IN DEPTH: The impeachment process
Tandjung (facing camera) has said Parliament will continue with the impeachment moves
JAKARTA, Indonesia -- Indonesia's parliament is expected to ask the supreme legislature to convene an impeachment hearing against President Abdurrahman Wahid over two financial scandals and his erratic 19-month rule.
Following is a brief rundown of where things stand:
Although the Attorney General has cleared Wahid from any involvement in two financial scandals, which initiated the rebuke, House Speaker Akbar Tandjung said Parliament would still seek impeachment because they see the issue as "political" not "legal"
Wahid has formally responded to the first censure, rejecting it as baseless. He only answered the second late on Tuesday in a letter to the House, a move regarded as too little too late
The request for impeachment is just another step in the long and complicated process that could lead to the downfall of Indonesia's first democratically elected president
Local newspapers reported a majority of parliament factions decided late on Tuesday to ask the top legislature, the People's Consultative Assembly (MPR), to hold a special session and force Wahid to account for his 19-month rule

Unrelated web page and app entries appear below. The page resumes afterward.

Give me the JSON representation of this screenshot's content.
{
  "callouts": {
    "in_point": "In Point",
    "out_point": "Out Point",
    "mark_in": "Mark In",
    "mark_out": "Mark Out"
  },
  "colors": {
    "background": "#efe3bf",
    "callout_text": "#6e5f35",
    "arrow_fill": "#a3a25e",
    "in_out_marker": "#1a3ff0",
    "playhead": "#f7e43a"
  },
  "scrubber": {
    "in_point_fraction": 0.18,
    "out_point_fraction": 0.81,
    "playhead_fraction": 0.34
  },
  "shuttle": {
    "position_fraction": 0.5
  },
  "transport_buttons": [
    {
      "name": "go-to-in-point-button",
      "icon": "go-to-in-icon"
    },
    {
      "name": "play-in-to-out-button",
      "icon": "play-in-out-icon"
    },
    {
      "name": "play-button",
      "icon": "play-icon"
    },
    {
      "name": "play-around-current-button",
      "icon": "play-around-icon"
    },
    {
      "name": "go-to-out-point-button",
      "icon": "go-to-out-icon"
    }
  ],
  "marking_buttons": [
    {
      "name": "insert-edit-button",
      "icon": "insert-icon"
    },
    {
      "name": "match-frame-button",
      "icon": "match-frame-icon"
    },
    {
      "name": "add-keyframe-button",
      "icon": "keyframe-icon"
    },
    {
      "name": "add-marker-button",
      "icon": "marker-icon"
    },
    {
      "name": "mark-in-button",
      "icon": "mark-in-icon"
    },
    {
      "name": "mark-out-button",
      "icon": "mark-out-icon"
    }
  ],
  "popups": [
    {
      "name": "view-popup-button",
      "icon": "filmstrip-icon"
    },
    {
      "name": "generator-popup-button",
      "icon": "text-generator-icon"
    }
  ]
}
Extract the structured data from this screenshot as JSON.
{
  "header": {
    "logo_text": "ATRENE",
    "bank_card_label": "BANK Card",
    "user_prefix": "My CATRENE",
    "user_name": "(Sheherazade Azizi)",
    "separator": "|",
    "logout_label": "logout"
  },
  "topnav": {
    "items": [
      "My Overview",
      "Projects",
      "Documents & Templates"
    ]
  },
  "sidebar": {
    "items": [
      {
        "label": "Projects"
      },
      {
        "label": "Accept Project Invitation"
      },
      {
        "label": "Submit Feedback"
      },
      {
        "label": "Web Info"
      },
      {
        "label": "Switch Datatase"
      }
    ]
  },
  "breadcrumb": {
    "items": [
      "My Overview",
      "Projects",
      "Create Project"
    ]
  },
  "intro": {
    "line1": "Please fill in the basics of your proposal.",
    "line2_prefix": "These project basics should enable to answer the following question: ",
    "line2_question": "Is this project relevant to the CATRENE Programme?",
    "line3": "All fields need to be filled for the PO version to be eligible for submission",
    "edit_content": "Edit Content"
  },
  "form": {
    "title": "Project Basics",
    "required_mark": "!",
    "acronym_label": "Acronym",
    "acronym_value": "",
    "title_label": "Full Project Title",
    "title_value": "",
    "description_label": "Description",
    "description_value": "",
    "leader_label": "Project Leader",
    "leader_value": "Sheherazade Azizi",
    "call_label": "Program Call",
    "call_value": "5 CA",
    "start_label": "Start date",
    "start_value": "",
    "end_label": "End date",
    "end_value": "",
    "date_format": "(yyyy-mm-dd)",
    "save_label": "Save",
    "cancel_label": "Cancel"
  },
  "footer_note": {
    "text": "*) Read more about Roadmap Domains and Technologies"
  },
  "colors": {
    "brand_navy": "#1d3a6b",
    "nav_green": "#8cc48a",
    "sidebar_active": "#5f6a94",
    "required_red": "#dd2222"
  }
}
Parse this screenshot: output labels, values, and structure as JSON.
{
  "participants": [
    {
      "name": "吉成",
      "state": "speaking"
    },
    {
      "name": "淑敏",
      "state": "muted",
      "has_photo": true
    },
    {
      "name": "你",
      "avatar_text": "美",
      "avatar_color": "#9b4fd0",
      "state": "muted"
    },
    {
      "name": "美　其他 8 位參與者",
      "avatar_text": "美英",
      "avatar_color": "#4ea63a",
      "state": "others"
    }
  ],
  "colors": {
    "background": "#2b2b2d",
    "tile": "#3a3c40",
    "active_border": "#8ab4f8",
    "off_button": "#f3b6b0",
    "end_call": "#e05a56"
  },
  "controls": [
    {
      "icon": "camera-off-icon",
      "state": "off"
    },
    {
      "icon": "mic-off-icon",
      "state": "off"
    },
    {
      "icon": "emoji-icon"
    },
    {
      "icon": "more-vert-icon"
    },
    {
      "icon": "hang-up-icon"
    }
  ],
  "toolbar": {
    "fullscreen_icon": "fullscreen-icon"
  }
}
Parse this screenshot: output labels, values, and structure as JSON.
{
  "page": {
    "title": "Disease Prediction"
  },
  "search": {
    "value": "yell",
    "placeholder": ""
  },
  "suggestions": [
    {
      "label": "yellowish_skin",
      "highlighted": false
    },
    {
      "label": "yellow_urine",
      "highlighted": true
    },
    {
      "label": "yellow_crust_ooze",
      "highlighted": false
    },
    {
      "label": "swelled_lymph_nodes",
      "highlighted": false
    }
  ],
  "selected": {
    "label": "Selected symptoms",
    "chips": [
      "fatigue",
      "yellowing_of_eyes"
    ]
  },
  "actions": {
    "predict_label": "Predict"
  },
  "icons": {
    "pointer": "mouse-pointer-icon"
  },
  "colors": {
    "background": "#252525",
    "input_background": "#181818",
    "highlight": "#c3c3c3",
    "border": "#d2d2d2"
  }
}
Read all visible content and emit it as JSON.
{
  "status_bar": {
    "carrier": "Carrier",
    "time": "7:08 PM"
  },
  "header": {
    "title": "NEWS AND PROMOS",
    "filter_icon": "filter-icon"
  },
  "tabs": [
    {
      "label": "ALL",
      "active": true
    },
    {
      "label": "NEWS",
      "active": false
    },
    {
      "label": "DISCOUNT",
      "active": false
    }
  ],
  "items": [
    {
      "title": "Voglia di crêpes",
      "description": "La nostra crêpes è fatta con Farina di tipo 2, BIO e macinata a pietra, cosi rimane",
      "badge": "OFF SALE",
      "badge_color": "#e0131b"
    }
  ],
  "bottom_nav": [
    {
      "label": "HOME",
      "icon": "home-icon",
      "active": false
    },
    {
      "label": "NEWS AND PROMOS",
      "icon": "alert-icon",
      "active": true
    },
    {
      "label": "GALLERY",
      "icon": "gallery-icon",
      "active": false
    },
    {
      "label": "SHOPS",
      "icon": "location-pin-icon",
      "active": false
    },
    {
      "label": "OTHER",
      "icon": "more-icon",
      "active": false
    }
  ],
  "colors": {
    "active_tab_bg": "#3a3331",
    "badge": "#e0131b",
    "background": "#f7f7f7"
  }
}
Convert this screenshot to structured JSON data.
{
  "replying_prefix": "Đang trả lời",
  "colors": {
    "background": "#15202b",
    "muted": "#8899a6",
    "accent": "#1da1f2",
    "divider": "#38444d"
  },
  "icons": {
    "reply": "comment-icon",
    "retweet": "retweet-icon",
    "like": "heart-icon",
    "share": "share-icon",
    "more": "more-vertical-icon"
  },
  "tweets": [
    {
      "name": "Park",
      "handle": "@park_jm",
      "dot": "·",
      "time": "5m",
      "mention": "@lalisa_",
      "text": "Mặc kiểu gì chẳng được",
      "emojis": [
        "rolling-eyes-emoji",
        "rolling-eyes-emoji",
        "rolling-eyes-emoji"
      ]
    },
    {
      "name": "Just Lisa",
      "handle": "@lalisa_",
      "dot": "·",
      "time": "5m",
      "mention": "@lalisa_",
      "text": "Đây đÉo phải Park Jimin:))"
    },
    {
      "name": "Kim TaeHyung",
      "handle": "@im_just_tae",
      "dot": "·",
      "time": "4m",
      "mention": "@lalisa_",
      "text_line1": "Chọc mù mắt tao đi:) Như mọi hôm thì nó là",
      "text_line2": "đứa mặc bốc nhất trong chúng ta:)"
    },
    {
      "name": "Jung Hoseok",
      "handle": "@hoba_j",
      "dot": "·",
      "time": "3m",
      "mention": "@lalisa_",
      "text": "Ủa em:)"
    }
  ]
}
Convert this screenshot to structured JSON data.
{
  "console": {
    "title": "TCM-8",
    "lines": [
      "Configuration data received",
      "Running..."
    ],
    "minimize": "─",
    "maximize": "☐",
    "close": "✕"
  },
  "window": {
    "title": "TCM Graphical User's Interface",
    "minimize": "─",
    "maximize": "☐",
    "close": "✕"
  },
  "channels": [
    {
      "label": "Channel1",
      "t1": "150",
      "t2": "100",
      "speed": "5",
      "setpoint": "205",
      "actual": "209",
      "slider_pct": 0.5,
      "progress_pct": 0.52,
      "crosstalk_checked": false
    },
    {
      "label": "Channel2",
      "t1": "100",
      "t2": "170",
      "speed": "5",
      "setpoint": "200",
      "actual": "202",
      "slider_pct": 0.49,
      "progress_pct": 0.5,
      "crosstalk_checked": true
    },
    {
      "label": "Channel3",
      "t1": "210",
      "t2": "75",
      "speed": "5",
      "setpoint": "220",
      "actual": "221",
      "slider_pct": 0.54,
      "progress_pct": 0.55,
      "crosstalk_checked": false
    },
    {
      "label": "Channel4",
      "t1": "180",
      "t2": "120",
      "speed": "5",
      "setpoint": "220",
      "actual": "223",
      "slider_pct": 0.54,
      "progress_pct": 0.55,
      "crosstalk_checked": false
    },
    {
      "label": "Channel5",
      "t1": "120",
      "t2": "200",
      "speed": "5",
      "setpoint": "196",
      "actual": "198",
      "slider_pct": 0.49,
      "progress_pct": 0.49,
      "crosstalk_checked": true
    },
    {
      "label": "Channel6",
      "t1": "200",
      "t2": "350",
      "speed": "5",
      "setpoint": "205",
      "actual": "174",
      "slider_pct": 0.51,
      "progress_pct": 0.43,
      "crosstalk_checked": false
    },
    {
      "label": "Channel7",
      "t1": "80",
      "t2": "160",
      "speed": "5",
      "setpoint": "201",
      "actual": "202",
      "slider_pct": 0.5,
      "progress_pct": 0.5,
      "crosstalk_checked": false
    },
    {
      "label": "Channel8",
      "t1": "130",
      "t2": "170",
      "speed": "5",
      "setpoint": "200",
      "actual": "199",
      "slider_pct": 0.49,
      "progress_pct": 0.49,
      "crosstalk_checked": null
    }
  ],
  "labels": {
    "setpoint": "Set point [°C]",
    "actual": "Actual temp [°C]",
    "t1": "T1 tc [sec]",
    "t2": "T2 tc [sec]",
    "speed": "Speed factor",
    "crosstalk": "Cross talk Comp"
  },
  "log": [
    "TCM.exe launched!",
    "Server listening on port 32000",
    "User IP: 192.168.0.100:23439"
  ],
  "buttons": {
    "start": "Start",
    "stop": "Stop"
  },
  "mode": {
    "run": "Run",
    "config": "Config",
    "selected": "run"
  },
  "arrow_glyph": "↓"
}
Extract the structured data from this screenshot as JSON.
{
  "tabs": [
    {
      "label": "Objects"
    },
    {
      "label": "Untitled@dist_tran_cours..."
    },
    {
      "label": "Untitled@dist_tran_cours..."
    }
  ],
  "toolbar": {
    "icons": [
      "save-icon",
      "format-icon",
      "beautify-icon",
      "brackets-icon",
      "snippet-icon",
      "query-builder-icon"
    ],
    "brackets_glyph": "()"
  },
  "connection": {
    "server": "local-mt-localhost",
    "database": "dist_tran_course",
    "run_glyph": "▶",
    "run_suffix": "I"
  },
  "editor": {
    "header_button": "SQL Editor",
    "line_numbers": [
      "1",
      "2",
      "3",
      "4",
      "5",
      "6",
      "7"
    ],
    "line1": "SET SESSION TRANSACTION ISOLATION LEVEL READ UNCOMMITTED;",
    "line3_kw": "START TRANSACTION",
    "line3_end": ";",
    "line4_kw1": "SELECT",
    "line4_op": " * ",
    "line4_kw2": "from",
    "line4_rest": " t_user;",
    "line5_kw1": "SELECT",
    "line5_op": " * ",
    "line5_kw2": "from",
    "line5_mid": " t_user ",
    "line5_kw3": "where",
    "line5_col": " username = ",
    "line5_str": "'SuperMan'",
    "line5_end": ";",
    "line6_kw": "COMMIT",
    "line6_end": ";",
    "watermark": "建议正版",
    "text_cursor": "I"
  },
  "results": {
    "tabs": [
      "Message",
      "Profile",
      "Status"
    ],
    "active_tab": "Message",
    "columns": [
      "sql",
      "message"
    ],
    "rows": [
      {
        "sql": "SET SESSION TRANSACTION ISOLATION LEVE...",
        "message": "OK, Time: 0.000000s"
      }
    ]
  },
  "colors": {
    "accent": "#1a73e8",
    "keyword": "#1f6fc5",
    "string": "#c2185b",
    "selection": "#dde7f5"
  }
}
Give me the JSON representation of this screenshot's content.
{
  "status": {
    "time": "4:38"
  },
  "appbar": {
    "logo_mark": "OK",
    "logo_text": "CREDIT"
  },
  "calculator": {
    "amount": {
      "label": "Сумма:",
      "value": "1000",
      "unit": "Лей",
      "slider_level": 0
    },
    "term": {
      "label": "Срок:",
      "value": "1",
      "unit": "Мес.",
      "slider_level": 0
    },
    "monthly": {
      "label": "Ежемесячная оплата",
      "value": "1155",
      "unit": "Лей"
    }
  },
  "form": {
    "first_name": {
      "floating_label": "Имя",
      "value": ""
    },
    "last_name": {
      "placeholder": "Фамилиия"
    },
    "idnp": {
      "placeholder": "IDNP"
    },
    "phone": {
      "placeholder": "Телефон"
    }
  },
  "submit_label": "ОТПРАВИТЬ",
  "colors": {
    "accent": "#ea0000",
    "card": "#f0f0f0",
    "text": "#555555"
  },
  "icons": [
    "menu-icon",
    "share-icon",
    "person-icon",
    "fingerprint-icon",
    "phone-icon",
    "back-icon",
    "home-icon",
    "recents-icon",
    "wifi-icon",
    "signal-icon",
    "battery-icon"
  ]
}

In their speeches in the plenary session on Wednesday, the two biggest party in parliament, the Indonesian Democratic Party of Struggle and the Golkar Party, demanded the higher People's Consultative Assembly convene a special session to decide Wahid's fate
Combined, the two parties hold 273 seats in the 500-member parliament, and it is likely the decision will be based on votes
Other parliamentary factions have indicated they would demand the same thing
This is the formal start of an impeachment, but the actual session could take up to two months to convene
The impeachment rules are murky and untested, but most experts believe ousting a president requires a simple majority in the MPR. There is no clear indication of where each party stands on actually impeaching Wahid
Should the MPR, which appoints presidents and vice presidents, reject Wahid's accountability speech, it has the power to revoke his mandate, effectively impeaching him
Vice President Megawati Sukarnoputri would likely then replace Wahid until his current term ends in 2004
The MPR also has the power to change the constitution. Under proposals put forward by some MPs, the MPR could strip executive power from Wahid and hand day-to-day control of the nation to Megawati. That would largely leave Wahid as a figurehead
Reuters contributed to this report.